Cross-correlation analyses reveal that individual cowbirds produce each of their four to seven song types with a distinct stereotyped motor pattern--as judged by the patterns of syringeal airflow and subsyringeal pressure.


Neural lateralization of vocal control in a passerine bird.

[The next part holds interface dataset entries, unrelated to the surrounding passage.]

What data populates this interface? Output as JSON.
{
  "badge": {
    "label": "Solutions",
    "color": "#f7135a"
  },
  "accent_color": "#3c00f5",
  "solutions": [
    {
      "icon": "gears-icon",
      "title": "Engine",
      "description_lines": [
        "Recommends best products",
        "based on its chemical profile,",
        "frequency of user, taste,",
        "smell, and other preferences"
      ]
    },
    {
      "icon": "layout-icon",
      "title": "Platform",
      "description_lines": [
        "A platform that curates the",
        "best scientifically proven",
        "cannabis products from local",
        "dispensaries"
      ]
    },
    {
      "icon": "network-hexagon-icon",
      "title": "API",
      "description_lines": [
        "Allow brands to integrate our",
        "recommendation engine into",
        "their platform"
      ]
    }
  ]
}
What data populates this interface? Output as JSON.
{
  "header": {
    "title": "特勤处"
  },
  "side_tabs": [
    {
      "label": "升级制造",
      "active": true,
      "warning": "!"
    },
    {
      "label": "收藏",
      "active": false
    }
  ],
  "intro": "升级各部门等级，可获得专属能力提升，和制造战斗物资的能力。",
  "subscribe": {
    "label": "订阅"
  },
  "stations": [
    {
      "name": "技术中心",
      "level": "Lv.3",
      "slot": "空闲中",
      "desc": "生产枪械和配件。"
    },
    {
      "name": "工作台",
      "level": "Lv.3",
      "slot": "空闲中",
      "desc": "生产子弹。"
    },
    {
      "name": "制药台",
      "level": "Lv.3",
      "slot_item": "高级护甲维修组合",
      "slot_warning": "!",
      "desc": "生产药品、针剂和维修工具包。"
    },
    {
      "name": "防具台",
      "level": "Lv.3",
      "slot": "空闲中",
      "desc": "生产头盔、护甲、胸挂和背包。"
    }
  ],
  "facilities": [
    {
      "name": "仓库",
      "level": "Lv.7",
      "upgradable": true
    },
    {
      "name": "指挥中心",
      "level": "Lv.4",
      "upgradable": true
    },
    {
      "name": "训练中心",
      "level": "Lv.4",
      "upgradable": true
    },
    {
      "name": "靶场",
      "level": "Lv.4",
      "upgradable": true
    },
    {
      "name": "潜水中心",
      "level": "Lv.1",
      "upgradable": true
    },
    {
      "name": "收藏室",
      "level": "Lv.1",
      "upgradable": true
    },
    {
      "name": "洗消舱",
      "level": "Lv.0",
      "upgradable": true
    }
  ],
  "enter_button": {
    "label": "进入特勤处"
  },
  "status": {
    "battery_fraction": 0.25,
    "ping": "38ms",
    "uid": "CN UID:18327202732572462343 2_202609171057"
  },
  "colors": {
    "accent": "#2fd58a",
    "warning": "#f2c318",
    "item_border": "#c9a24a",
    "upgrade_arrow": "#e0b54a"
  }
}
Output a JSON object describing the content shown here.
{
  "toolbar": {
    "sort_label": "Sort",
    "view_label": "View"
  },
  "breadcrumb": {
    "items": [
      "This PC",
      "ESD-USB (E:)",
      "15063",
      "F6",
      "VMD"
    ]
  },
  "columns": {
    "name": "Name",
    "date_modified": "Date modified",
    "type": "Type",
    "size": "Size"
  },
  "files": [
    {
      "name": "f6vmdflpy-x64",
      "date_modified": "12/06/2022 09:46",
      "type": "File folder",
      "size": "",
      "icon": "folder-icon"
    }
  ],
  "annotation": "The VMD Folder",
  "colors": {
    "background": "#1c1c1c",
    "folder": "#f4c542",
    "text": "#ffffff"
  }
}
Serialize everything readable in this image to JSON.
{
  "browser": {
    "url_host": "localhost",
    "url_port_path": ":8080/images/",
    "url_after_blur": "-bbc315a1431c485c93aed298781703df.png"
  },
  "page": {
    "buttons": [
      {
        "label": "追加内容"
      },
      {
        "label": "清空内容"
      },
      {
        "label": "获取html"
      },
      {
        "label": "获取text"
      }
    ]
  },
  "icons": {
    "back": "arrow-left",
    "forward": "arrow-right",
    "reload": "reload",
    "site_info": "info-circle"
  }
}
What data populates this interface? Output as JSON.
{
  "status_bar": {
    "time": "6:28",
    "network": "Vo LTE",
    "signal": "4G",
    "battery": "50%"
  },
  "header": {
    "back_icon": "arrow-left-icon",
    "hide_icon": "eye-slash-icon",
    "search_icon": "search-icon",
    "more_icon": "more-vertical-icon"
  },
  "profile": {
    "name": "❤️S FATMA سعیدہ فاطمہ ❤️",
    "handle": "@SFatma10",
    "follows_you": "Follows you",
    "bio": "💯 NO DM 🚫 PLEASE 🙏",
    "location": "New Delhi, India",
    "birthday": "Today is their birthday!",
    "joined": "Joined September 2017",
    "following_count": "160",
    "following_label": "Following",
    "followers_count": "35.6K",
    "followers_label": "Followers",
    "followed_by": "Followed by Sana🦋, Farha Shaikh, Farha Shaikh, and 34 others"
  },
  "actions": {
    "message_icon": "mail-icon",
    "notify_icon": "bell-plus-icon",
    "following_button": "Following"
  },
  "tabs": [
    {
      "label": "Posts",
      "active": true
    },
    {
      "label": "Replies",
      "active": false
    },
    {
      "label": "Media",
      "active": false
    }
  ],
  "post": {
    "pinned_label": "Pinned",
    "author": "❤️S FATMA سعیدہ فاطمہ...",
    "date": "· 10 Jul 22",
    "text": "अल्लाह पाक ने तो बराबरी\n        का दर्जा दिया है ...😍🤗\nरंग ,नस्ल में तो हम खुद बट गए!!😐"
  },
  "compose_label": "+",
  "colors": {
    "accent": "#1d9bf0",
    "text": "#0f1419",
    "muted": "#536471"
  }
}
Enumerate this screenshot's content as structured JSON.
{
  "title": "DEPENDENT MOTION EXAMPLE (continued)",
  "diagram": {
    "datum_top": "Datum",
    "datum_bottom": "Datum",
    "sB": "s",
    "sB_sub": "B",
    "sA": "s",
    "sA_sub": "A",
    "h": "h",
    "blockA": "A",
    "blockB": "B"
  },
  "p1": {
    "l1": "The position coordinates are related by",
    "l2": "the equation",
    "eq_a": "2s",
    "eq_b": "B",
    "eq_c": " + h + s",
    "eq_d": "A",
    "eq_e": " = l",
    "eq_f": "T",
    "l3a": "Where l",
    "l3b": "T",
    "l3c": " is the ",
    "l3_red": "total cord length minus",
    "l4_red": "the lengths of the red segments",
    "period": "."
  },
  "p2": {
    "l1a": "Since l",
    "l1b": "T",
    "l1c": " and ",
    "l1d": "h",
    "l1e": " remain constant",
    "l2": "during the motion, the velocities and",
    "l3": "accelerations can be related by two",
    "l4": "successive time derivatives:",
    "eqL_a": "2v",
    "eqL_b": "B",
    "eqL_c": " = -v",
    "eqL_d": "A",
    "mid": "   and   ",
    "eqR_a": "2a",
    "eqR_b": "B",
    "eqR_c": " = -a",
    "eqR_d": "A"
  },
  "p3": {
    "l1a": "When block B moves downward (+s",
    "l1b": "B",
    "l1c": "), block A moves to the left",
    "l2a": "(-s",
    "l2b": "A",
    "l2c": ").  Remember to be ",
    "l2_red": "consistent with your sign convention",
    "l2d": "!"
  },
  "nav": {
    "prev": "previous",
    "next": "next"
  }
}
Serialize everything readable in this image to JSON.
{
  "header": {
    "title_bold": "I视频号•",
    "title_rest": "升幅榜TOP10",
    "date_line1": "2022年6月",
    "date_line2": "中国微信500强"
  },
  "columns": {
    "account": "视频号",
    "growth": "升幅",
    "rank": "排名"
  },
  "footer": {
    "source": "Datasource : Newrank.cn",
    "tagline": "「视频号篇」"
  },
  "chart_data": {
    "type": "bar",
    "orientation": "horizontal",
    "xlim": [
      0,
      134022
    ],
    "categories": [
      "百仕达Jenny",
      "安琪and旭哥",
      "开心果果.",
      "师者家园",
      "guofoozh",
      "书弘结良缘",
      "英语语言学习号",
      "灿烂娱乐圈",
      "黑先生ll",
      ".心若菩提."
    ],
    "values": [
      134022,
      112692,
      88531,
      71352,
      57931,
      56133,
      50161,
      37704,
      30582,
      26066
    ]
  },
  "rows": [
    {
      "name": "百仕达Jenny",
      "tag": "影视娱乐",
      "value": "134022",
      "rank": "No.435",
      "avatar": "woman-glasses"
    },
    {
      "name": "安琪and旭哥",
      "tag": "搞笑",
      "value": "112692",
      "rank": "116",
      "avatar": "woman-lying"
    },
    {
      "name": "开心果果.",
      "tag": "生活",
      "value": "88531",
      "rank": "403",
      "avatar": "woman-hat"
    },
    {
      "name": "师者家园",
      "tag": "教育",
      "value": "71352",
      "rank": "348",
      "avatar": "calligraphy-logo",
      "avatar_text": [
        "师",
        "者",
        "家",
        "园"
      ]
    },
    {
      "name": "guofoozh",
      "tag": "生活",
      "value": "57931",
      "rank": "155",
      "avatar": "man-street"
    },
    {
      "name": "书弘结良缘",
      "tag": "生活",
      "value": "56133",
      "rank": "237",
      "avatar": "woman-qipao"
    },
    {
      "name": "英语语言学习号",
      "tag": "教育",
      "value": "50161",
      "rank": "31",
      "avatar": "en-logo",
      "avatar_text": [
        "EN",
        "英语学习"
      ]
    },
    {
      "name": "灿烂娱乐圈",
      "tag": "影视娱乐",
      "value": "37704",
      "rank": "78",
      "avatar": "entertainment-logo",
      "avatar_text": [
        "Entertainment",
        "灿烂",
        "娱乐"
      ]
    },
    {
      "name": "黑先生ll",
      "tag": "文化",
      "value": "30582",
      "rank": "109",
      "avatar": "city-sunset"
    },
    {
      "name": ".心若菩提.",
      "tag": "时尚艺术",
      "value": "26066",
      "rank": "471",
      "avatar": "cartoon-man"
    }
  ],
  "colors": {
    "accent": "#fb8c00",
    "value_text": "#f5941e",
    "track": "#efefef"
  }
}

I. Song.
The mechanism of song production in the chaffinch, Fringilla coelebs, is inferred from losses of song components following unilateral denervation of the syrinx, and Greenwalt and Stein's “two-voice” theory ofsong production is supported.
Bilateral syringeal coupling during phonation of a songbird
  • S. Nowicki, R. Capranica
  • Biology
    The Journal of neuroscience : the official journal of the Society for Neuroscience
  • 1986
The results suggest that coupling arises from a passive physical interaction between the 2 syringeal sources which is activated or regulated in some fashion by neural control from either side.
Vocal tract resonances in oscine bird sound production: evidence from birdsongs in a helium atmosphere
Not only does the songbird's vocal tract act as an acoustic filter, but its filter characteristics are actively coordinated with the output of the syrinx, suggesting that birdsong and human phonation are more analogous than previously thought.
Bilateral syringeal interaction in vocal production of an oscine bird sound.
A significant counter-example is now demonstrated in the production of a common vocalization by the black-capped chickadee (Parus atricapillus), in which the two acoustic sources interact in a nonlinear fashion.
Modulation in bird sounds
This paper analyzes several bird vocalizations and interprets their patterns as the product of individual and interacting oscillators and sound modifying structures; it also suggests a model for the operation of the syrinx during sound production.
Birdsong: from behavior to neuron.
  • M. Konishi
  • Psychology, Biology
    Annual review of neuroscience
  • 1985
This review shall examine critically the major current issues and ideas in this field, placing special emphasis on the topics related to the development, learning, and neural control of song.
Song Variety in the Brown Thrasher (Toxostoma rufum)
The results show the birds to have a large song repertoire in excess of 1,100 song-types or 2,400 figure- types and the pattern of introduction of novel figure-types differed significantly from that predicted from a fixed repertoire model.
Syringeal Structure and Avian Phonation
All analyses of syringeal function are based on indirect evidence, which may be obtained from dissections, manipulations of extracted syrinxes, models, analyses of physiological events associated with phonation, or analyses of the sounds produced.